Narrator: This is Science Today. Cancer researchers have been working with an antibody that blocks a protein called vascular endothelial cell growth factor, or VEGF, in an effort to shrink tumors and slow disease progression. Dr. Emily Bergsland of the University of California, San Francisco, says this is called anti-angiogenesis therapy, because it inhibits new blood vessel growth.
Bergsland: And the appeal of this is that this is a therapy that can potentially be fairly, generally applicable because it's thought that many tumor types, if not all tumor types require the recruitment of blood vessels in order to grow and metastasize. So these agents could potentially be broadly applicable across tumor types.
Narrator: Bergsland and her colleagues have recently used anti-VEGF specifically with metastatic colon cancer patients and have found encouraging results.
Bergsland: What's exciting about this study is it lends support to the whole concept that angiogensis is important to tumor growth and metastasis and this has been suspected for a long time.
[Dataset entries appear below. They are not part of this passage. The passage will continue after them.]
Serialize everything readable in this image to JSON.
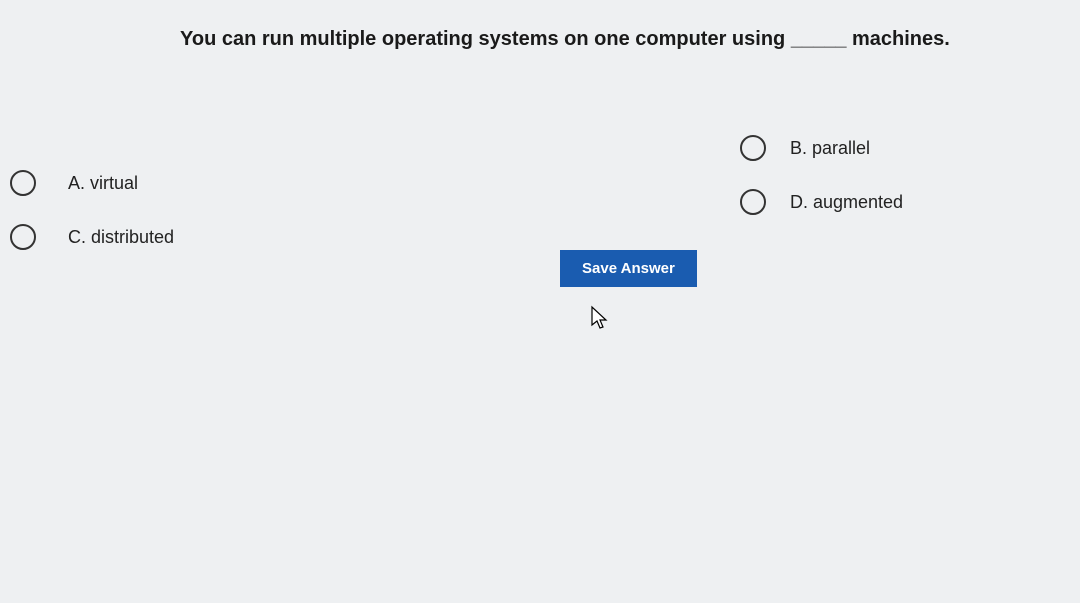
{
  "question": {
    "text": "You can run multiple operating systems on one computer using _____ machines."
  },
  "options": {
    "A": {
      "label": "A. virtual"
    },
    "B": {
      "label": "B. parallel"
    },
    "C": {
      "label": "C. distributed"
    },
    "D": {
      "label": "D. augmented"
    }
  },
  "actions": {
    "save_label": "Save Answer"
  }
}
But this was the first study that showed in a randomized fashion that an agent specifically developed to block this angiogenic factor, called VEGF, can be efficacious.
Narrator: For Science Today, I'm Larissa Branin.